Species name means of spring. Native to Europe and parts of northern Asia, even Siberica. Its typical habitat is broad-leaved woodland, forest margins, plantations and clearings. This one is tough. Guess what? It also has the RHS AGM.
Quite slow to get started, but worth it.
- Position: Full sun, partial shade
- Soil: Almost any soil, grows well in Ballyrobert
- Flowers: May, June, July
- Other features: Royal Horticultural Society Award of Garden Merit (RHS AGM)
- Hardiness: H5 - Hardy in most places throughout the UK even in severe winters (-15 to -10°C), Fully hardy - grows well in Ballyrobert
- Habit: Clump forming, bushy
- Foliage: Deciduous
- Height: 15 - 25 cm (1.3 - 2 ft)
- Spread: 40 - 60 cm (1.3 - 2 ft)
- Time to full growth: 2 to 5 years
- Plant type: Herbaceous Perennial
- Colour: Green, pink, red, purple
- Goes well with: -
About this genus:
Lathyrus (lath-e-rus) is the ancient Greek name for some leguminous plant.

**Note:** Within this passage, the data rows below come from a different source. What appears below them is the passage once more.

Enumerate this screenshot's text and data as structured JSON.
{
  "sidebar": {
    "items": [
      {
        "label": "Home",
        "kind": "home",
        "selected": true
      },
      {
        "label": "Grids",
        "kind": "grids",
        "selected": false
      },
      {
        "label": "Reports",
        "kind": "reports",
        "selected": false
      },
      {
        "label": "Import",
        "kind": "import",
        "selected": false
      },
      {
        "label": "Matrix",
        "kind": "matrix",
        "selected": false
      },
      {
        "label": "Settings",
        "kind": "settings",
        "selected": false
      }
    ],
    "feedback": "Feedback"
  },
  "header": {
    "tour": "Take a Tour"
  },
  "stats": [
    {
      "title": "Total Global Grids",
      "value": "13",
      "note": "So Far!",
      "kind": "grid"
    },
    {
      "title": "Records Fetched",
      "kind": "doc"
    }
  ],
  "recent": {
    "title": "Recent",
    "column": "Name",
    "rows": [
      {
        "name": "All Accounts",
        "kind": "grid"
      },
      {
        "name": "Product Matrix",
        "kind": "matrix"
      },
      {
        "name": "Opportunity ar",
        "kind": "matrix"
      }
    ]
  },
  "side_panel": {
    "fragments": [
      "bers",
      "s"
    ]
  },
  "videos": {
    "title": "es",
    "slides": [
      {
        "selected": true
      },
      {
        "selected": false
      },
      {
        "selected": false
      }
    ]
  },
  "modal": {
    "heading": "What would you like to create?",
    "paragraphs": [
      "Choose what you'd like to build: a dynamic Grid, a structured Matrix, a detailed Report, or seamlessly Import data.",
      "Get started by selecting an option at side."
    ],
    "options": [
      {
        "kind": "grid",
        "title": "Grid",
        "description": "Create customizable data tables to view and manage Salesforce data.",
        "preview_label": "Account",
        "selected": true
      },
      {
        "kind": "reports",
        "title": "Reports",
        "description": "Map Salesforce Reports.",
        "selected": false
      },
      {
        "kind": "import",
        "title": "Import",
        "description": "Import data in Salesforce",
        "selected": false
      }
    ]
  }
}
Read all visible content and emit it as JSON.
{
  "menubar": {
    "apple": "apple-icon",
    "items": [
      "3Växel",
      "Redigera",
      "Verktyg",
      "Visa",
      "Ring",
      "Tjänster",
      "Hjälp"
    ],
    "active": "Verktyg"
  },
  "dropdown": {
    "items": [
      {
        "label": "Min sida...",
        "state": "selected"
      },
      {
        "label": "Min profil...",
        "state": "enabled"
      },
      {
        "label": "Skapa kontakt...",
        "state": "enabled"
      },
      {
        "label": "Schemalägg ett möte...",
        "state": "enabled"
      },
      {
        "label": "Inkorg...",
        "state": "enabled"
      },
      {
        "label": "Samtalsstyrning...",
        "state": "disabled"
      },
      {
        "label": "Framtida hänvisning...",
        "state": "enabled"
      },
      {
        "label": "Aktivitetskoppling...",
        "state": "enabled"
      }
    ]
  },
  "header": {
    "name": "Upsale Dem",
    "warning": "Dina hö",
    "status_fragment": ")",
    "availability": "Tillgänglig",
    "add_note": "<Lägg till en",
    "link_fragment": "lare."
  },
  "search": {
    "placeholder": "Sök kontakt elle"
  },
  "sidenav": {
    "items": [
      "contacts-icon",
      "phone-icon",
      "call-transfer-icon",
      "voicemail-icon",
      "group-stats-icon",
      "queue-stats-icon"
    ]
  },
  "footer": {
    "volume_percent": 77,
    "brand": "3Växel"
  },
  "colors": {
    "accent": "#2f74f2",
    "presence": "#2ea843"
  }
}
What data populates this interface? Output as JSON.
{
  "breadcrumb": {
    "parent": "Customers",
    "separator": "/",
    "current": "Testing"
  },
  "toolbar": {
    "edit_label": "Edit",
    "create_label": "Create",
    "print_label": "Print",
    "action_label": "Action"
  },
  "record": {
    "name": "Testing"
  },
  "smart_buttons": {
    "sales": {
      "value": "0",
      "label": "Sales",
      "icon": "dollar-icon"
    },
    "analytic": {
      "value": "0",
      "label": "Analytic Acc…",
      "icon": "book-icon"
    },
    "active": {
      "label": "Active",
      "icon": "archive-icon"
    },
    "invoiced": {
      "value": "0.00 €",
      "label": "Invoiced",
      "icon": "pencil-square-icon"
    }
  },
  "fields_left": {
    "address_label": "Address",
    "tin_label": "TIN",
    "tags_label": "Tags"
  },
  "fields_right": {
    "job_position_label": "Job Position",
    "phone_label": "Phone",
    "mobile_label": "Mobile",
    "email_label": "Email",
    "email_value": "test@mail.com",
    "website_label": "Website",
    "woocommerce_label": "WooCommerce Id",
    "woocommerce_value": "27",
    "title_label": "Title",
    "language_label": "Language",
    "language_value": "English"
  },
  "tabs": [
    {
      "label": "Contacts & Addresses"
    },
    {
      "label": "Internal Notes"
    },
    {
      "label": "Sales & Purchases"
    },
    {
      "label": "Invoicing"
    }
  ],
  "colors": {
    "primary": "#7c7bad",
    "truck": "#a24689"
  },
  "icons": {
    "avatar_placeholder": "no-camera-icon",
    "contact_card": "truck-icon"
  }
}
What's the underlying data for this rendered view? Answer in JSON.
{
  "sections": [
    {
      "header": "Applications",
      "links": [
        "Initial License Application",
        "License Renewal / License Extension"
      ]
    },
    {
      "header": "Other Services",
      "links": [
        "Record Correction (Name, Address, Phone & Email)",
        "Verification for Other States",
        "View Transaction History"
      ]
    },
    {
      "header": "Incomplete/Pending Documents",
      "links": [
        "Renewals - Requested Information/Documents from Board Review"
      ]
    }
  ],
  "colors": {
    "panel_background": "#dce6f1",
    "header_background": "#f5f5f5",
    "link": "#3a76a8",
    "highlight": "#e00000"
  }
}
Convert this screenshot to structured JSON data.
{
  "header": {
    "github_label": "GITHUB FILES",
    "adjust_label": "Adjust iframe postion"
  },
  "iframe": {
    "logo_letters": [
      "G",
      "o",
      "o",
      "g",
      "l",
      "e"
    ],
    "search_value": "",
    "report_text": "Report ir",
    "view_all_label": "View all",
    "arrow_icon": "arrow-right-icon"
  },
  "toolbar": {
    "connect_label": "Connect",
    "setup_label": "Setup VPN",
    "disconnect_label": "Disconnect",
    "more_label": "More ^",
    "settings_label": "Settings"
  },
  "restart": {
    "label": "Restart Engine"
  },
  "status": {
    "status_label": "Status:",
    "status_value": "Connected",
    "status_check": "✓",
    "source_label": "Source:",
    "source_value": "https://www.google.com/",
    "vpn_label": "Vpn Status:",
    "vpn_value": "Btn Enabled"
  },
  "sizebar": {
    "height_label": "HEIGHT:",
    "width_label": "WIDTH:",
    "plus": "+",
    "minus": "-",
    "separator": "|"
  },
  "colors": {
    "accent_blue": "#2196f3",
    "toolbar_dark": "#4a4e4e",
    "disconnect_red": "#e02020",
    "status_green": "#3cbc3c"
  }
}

Nowdays Lathryrus is a genus of flowering plant species known as sweet peas and vetchlings. Lathyrus is in the legume family (Fabaceae,) and contains approximately 160 species. They are native to temperate areas all over the world. There are annual and perennial species which may be climbing or bushy (we only deal with perennnals here!). Some species are grown for food but most in cultivation today are grown for rnamental purposes - often for cut flowers. Flowers on these cultivated species may be rose, red, maroon, pink, white, yellow, purple or blue, and some are bicolored. Some species are also grown for their fragrance.
There is too much variety in Lathyrus to be general about Lathyrus, but (as always) the species that perform well in our garden are the only species we sell; so these guys should be fine in our climate, in heavy clay soil, and anywhere but full-shade. In other words: they will probably grow anywhere that isn't too dry!
What to grow them with: hmmm, well we can't generalize- some are climbers, some are not etc